It sounds so familiar—drought in Ethiopia puts millions of people at risk of starvation. How could this be when in recent years Ethiopia was lauded as a country on the rise–one of the bright spots in Sub Saharan Africa? After all, Ethiopia has experienced economic growth of 10 percent in recent years. How can millions be at risk of starvation again and what can be done?
Those who are old enough to remember the Live Aid concert in 1985, which raised millions of dollars to provide food to starving Ethiopians, might be thinking we had solved the problem of famine, particularly in Ethiopia.
But this drought is different–experts say it is the worst Ethiopian drought since the 1960s. Its severity stems from this year’s El Niño, which is shifting rain patterns, causing massive drought in some areas and unusually heavy rains elsewhere.

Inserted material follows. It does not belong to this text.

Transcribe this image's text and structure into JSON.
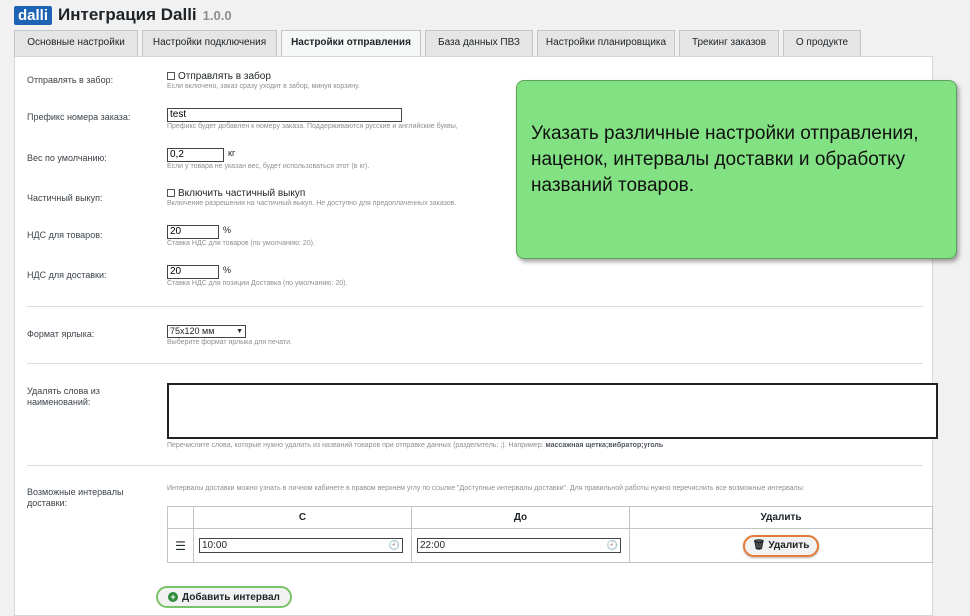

Despite Ethiopia’s strong economic growth, 80 percent of its population subsists on rain-fed agriculture. French media report that crop production in regions such as Afar and Tigray has dropped by 50 to 90 percent in some parts and failed completely in others. It is estimated that hundreds of thousands of livestock have already been lost.
In the 1980s, one million Ethiopians died of starvation from a drought that was exacerbated by political upheaval in the county’s northern region. Today, circumstances are different, but the outcome may not be. At the end of 2015, 8.2 million Ethiopians were in need of food assistance. Aid agencies predict that the number could almost double to 15 million in 2016.
Ethiopia’s current government amassed food stocks and created early warning systems to deal with drought. But the magnitude of this drought was unforeseen. Experts estimate that Ethiopia will need up to $1.4 billion to cope. Although the Ethiopian government has committed almost $200 million and the international community another $170 million, much more is needed.
With world attention focused on Syria, the Middle East and the Zika virus in the Americas, the humanitarian crisis in Ethiopia has been largely overlooked.
The Ethiopian government as well as international aid organizations and local nonprofits on the ground in Ethiopia are scrambling to save lives. One organization, A Glimmer of Hope Foundation, an Aid for Africa member, is supporting a feeding program for children in need.
A Glimmer of Hope is targeting the 400,000 children who are malnourished as the result of the drought. Along with their Ethiopian partner organizations, they are funding emergency food efforts to provide life-sustaining grain through schools. The first $250,000 has already been spent. It is now working to double these efforts. Details about how you can help can be found here.
Finally, word is beginning to spread about the crisis in Ethiopia and what is needed. The mechanisms are in place to deal with it. Now all that is needed is the financial commitment.
Aid for Africa is an alliance of 85 U.S.-based nonprofits and their African partners who help children, families and communities throughout Sub-Saharan Africa. Aid for Africa’s grassroots programs focus on health, education, economic development, arts & culture, conservation and wildlife protection in Africa.
Read more: http://www.care2.com/causes/why-is-ethiopia-facing-another-massive-drought.html#ixzz40EW3qO88